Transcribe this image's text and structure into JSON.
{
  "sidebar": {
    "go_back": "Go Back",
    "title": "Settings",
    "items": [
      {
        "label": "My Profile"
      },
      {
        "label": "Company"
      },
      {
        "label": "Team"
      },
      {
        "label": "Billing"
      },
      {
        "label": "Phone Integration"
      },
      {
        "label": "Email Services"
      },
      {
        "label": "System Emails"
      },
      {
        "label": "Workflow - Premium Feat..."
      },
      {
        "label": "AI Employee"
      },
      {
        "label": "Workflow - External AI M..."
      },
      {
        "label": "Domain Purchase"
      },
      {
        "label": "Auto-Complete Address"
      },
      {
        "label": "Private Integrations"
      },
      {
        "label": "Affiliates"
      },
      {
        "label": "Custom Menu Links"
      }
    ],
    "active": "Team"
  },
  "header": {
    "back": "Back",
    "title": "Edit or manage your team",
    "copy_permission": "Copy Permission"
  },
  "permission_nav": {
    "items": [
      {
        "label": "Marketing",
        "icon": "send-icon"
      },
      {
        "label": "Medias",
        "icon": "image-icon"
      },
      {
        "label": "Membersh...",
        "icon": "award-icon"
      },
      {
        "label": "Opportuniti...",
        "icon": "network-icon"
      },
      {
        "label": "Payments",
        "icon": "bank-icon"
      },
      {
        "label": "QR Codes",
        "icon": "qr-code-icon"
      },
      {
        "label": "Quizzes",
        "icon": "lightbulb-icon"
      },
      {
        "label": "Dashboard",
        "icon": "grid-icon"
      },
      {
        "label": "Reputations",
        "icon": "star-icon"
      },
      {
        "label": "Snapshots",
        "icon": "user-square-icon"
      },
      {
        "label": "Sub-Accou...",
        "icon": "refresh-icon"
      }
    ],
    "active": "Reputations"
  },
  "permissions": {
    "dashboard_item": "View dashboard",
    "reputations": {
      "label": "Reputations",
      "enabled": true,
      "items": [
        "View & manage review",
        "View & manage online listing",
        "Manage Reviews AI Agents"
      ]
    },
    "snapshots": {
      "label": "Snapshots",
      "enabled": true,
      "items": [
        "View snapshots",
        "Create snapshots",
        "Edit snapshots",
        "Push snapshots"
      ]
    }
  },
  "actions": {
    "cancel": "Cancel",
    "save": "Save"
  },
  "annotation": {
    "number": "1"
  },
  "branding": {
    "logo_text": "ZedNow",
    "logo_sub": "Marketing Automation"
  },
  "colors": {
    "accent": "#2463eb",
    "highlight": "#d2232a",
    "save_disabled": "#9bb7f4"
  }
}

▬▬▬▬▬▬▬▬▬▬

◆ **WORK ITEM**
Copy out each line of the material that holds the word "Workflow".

◆ **RESPONSE TO THE TASK**
        "label": "Workflow - Premium Feat..."
        "label": "Workflow - External AI M..."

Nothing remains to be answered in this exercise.